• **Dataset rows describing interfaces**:
§

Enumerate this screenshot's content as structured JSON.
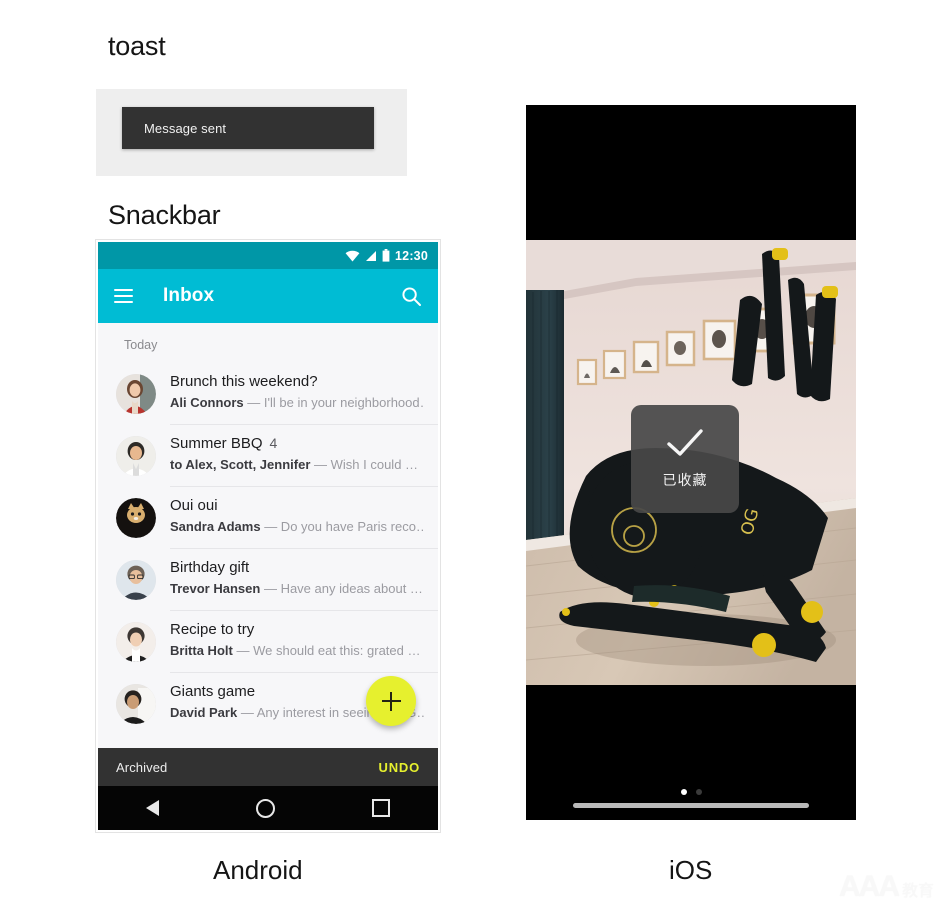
{
  "headings": {
    "toast": "toast",
    "snackbar": "Snackbar"
  },
  "toast_demo": {
    "message": "Message sent",
    "bubble_color": "#323232",
    "panel_color": "#eeeeee"
  },
  "android": {
    "caption": "Android",
    "accent_color": "#00bcd4",
    "status_bar": {
      "time": "12:30",
      "icons": [
        "wifi-icon",
        "signal-icon",
        "battery-icon"
      ],
      "color": "#0097a7"
    },
    "app_bar": {
      "menu_icon": "hamburger-menu-icon",
      "title": "Inbox",
      "search_icon": "search-icon"
    },
    "list": {
      "section_label": "Today",
      "items": [
        {
          "subject": "Brunch this weekend?",
          "count": "",
          "sender": "Ali Connors",
          "preview": "— I'll be in your neighborhood…"
        },
        {
          "subject": "Summer BBQ",
          "count": "4",
          "sender": "to Alex, Scott, Jennifer",
          "preview": "— Wish I could …"
        },
        {
          "subject": "Oui oui",
          "count": "",
          "sender": "Sandra Adams",
          "preview": "— Do you have Paris reco…"
        },
        {
          "subject": "Birthday gift",
          "count": "",
          "sender": "Trevor Hansen",
          "preview": "— Have any ideas about …"
        },
        {
          "subject": "Recipe to try",
          "count": "",
          "sender": "Britta Holt",
          "preview": "— We should eat this: grated …"
        },
        {
          "subject": "Giants game",
          "count": "",
          "sender": "David Park",
          "preview": "— Any interest in seeing the G…"
        }
      ]
    },
    "fab": {
      "icon": "plus-icon",
      "color": "#e6f02e"
    },
    "snackbar": {
      "message": "Archived",
      "action": "UNDO",
      "action_color": "#e6f02e",
      "background": "#323232"
    },
    "nav_bar": {
      "back": "back-triangle-icon",
      "home": "home-circle-icon",
      "recents": "recents-square-icon"
    }
  },
  "ios": {
    "caption": "iOS",
    "toast": {
      "icon": "checkmark-icon",
      "label": "已收藏",
      "background": "rgba(72,72,72,0.93)"
    },
    "page_dots": {
      "total": 2,
      "active_index": 0
    },
    "home_indicator": "home-indicator-bar"
  },
  "watermark": {
    "logo": "AAA",
    "text": "教育"
  }
}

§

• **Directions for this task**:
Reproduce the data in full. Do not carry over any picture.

• **Response for this exercise**:
Enumerate this screenshot's content as structured JSON.
{
  "headings": {
    "toast": "toast",
    "snackbar": "Snackbar"
  },
  "toast_demo": {
    "message": "Message sent",
    "bubble_color": "#323232",
    "panel_color": "#eeeeee"
  },
  "android": {
    "caption": "Android",
    "accent_color": "#00bcd4",
    "status_bar": {
      "time": "12:30",
      "icons": [
        "wifi-icon",
        "signal-icon",
        "battery-icon"
      ],
      "color": "#0097a7"
    },
    "app_bar": {
      "menu_icon": "hamburger-menu-icon",
      "title": "Inbox",
      "search_icon": "search-icon"
    },
    "list": {
      "section_label": "Today",
      "items": [
        {
          "subject": "Brunch this weekend?",
          "count": "",
          "sender": "Ali Connors",
          "preview": "— I'll be in your neighborhood…"
        },
        {
          "subject": "Summer BBQ",
          "count": "4",
          "sender": "to Alex, Scott, Jennifer",
          "preview": "— Wish I could …"
        },
        {
          "subject": "Oui oui",
          "count": "",
          "sender": "Sandra Adams",
          "preview": "— Do you have Paris reco…"
        },
        {
          "subject": "Birthday gift",
          "count": "",
          "sender": "Trevor Hansen",
          "preview": "— Have any ideas about …"
        },
        {
          "subject": "Recipe to try",
          "count": "",
          "sender": "Britta Holt",
          "preview": "— We should eat this: grated …"
        },
        {
          "subject": "Giants game",
          "count": "",
          "sender": "David Park",
          "preview": "— Any interest in seeing the G…"
        }
      ]
    },
    "fab": {
      "icon": "plus-icon",
      "color": "#e6f02e"
    },
    "snackbar": {
      "message": "Archived",
      "action": "UNDO",
      "action_color": "#e6f02e",
      "background": "#323232"
    },
    "nav_bar": {
      "back": "back-triangle-icon",
      "home": "home-circle-icon",
      "recents": "recents-square-icon"
    }
  },
  "ios": {
    "caption": "iOS",
    "toast": {
      "icon": "checkmark-icon",
      "label": "已收藏",
      "background": "rgba(72,72,72,0.93)"
    },
    "page_dots": {
      "total": 2,
      "active_index": 0
    },
    "home_indicator": "home-indicator-bar"
  },
  "watermark": {
    "logo": "AAA",
    "text": "教育"
  }
}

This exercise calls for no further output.